Could you copy out all of the records below exactly, leaving out every picture?

====== DATASET ======

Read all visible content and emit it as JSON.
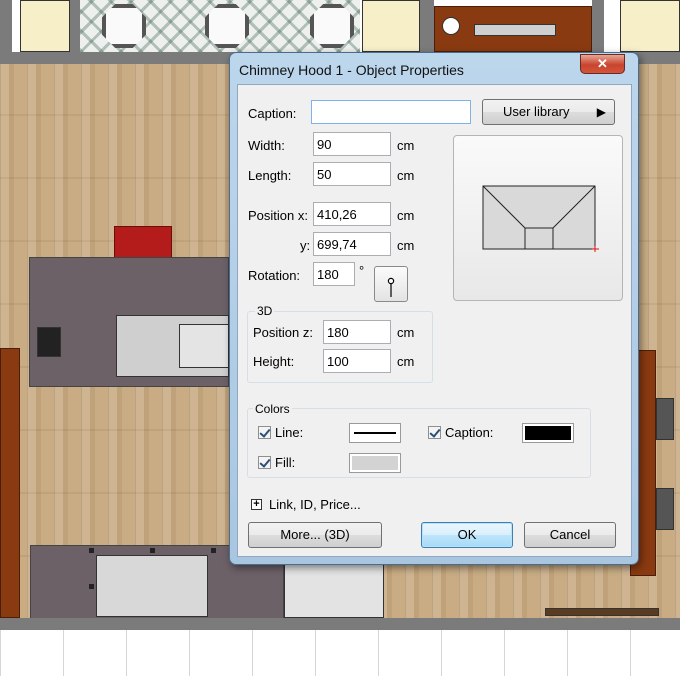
{
  "dialog": {
    "title": "Chimney Hood 1 - Object Properties",
    "close_glyph": "✕"
  },
  "fields": {
    "caption_label": "Caption:",
    "caption_value": "",
    "user_library_label": "User library",
    "user_library_arrow": "▶",
    "width_label": "Width:",
    "width_value": "90",
    "width_unit": "cm",
    "length_label": "Length:",
    "length_value": "50",
    "length_unit": "cm",
    "position_x_label": "Position x:",
    "position_x_value": "410,26",
    "position_x_unit": "cm",
    "position_y_label": "y:",
    "position_y_value": "699,74",
    "position_y_unit": "cm",
    "rotation_label": "Rotation:",
    "rotation_value": "180",
    "rotation_unit": "°"
  },
  "group_3d": {
    "legend": "3D",
    "position_z_label": "Position  z:",
    "position_z_value": "180",
    "position_z_unit": "cm",
    "height_label": "Height:",
    "height_value": "100",
    "height_unit": "cm"
  },
  "colors": {
    "legend": "Colors",
    "line_label": "Line:",
    "line_checked": true,
    "caption_label": "Caption:",
    "caption_checked": true,
    "caption_color": "#000000",
    "fill_label": "Fill:",
    "fill_checked": true,
    "fill_color": "#d3d3d3"
  },
  "expander": {
    "glyph": "+",
    "label": "Link, ID, Price..."
  },
  "buttons": {
    "more_label": "More... (3D)",
    "ok_label": "OK",
    "cancel_label": "Cancel"
  }
}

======

RESULT OF THE EXERCISE
Read all visible content and emit it as JSON.
{
  "dialog": {
    "title": "Chimney Hood 1 - Object Properties",
    "close_glyph": "✕"
  },
  "fields": {
    "caption_label": "Caption:",
    "caption_value": "",
    "user_library_label": "User library",
    "user_library_arrow": "▶",
    "width_label": "Width:",
    "width_value": "90",
    "width_unit": "cm",
    "length_label": "Length:",
    "length_value": "50",
    "length_unit": "cm",
    "position_x_label": "Position x:",
    "position_x_value": "410,26",
    "position_x_unit": "cm",
    "position_y_label": "y:",
    "position_y_value": "699,74",
    "position_y_unit": "cm",
    "rotation_label": "Rotation:",
    "rotation_value": "180",
    "rotation_unit": "°"
  },
  "group_3d": {
    "legend": "3D",
    "position_z_label": "Position  z:",
    "position_z_value": "180",
    "position_z_unit": "cm",
    "height_label": "Height:",
    "height_value": "100",
    "height_unit": "cm"
  },
  "colors": {
    "legend": "Colors",
    "line_label": "Line:",
    "line_checked": true,
    "caption_label": "Caption:",
    "caption_checked": true,
    "caption_color": "#000000",
    "fill_label": "Fill:",
    "fill_checked": true,
    "fill_color": "#d3d3d3"
  },
  "expander": {
    "glyph": "+",
    "label": "Link, ID, Price..."
  },
  "buttons": {
    "more_label": "More... (3D)",
    "ok_label": "OK",
    "cancel_label": "Cancel"
  }
}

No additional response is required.